The two female protaganists aren't anything new to the genre. Infact, they are quite generic to be honest. A shy/quiet girl and an up-beat childhood friend. However, the male protaganist, Makoto Itou, is in my eyes, to be frank, the biggest douche in any anime i've seen thus far. At a first glimpse he appears to be a normal teenager in love. That isn't entirely the case. He's like a child with a toy. When they don't like it anymore, they stop using it and throw it away. I feel this is a perfect analogy to use to describe Makoto Itou. He plays with their emotions and uses the girls for his own perverted pleasures. Then, when he's bored with them, he chooses another girl to sleep with. I guess you could say Itou is "the man"! But, in all seriousness, he's the most despicable protaganist i've ever seen. Personally, I quite liked this aspect of 'School Days'. They thought of the biggest douche bag possible and chose him as the leading main character. Something I don't see too often. The supportng cast was also fairly decent.

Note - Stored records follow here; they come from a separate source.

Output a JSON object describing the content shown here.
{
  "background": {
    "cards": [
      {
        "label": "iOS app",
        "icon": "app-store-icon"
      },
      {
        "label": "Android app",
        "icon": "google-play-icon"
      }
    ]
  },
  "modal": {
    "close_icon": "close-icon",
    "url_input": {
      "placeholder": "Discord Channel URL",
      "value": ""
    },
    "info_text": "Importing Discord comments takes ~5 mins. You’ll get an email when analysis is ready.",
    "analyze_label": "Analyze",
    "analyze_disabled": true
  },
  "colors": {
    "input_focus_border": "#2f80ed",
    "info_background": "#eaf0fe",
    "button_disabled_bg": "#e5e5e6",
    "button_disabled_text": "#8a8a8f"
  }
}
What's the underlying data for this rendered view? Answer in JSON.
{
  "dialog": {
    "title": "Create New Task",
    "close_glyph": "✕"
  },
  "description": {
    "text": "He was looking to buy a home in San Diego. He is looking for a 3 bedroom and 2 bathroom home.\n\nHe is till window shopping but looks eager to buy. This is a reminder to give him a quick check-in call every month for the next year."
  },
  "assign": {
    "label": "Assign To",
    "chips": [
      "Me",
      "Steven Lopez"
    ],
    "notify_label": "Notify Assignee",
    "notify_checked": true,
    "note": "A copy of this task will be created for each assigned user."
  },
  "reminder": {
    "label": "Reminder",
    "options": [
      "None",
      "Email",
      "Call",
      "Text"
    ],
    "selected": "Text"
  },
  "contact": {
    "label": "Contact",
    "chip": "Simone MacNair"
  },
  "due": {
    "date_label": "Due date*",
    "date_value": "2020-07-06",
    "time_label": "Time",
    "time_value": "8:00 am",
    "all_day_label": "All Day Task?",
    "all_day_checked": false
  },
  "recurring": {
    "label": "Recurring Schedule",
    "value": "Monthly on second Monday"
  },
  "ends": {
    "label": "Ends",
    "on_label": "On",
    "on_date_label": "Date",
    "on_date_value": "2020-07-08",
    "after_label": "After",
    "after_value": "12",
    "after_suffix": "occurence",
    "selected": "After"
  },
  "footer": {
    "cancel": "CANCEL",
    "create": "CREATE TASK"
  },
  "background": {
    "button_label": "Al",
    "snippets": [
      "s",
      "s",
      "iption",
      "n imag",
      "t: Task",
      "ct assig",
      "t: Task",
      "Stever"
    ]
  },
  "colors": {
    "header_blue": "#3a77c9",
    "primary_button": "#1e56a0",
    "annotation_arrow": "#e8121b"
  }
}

Sekai's best friend seems almost emotionless but only cares for Sakai's well being whereas Itou's best friend is a cheerful, dorky character who tends to lighten up the mood by constantly trying to impress Kotonoha.
Personally, I didn't enjoy this anime and i'm amazed that it's raked within the top 100 in terms of popularity. Why is this piece of trash so popular?
After I completed this series, I sat down and reflected on what I just watched while listening to some music. After about 10 minutes or so, I realised something. There is a moral to this story. The human heart is a fragile thing and you shouldn't play with other people's emotions. You can't just treat girls like some sort of object and throw them away when you grow bored of them. It'll eventually come back to stab you right in the chest. read more